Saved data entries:

_ _ _ _ _

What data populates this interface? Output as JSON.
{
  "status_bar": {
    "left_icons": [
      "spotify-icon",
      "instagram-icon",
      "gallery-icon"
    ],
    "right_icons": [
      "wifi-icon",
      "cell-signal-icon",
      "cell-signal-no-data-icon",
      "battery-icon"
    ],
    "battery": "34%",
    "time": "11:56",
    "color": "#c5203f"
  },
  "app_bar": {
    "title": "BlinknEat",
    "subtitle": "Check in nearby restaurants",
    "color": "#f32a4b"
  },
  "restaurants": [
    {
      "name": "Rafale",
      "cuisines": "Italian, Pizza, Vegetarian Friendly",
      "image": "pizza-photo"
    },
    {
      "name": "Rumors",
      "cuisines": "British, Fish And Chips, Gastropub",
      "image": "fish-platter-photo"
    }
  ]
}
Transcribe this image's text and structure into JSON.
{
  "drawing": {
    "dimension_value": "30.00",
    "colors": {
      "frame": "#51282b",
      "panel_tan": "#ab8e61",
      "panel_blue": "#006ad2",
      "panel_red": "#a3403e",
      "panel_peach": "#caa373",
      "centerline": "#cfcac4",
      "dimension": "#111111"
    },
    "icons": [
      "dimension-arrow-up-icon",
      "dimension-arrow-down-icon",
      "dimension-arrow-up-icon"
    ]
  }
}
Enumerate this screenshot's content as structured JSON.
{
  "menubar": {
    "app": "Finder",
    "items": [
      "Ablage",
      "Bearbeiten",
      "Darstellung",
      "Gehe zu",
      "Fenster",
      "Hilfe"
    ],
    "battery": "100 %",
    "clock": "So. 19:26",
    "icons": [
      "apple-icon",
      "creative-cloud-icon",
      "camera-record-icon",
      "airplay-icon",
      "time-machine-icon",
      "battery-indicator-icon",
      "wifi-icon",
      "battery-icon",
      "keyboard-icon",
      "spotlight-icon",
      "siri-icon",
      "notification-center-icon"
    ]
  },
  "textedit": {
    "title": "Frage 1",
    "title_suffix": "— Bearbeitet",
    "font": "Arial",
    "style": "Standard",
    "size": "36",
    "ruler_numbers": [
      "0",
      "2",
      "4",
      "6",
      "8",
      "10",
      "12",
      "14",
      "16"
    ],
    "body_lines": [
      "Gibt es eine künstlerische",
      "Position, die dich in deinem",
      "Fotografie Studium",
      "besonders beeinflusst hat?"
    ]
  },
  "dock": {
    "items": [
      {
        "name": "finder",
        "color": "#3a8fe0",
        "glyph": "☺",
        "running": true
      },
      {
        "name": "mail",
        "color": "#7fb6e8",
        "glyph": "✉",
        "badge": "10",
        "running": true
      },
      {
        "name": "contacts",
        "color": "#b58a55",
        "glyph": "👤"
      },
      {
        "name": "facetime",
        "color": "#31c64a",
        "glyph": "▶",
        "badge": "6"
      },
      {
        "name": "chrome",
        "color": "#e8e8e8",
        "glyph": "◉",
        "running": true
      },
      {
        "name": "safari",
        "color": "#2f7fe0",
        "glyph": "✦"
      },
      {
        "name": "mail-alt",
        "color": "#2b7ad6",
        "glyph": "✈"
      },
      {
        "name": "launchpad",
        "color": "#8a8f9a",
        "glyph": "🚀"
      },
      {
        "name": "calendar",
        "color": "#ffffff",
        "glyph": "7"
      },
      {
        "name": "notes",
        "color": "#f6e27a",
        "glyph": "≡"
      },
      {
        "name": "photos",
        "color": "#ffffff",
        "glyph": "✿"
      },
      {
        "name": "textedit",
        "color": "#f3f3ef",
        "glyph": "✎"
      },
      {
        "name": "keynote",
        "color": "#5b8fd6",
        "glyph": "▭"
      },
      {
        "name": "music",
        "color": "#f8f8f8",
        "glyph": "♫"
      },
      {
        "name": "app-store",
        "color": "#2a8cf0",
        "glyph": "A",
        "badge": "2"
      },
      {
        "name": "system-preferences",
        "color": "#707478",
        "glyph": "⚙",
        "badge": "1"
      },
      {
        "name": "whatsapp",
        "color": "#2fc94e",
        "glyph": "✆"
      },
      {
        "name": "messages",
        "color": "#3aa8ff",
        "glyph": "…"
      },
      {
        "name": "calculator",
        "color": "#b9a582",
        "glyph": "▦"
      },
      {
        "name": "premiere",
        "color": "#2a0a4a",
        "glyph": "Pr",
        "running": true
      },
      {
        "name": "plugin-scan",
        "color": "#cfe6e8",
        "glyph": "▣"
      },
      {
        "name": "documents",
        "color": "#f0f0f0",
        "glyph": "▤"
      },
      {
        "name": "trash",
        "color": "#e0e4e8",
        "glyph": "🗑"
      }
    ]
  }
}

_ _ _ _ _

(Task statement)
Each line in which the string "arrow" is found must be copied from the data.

(Solved problem)
      "dimension-arrow-up-icon",
      "dimension-arrow-down-icon",
      "dimension-arrow-up-icon"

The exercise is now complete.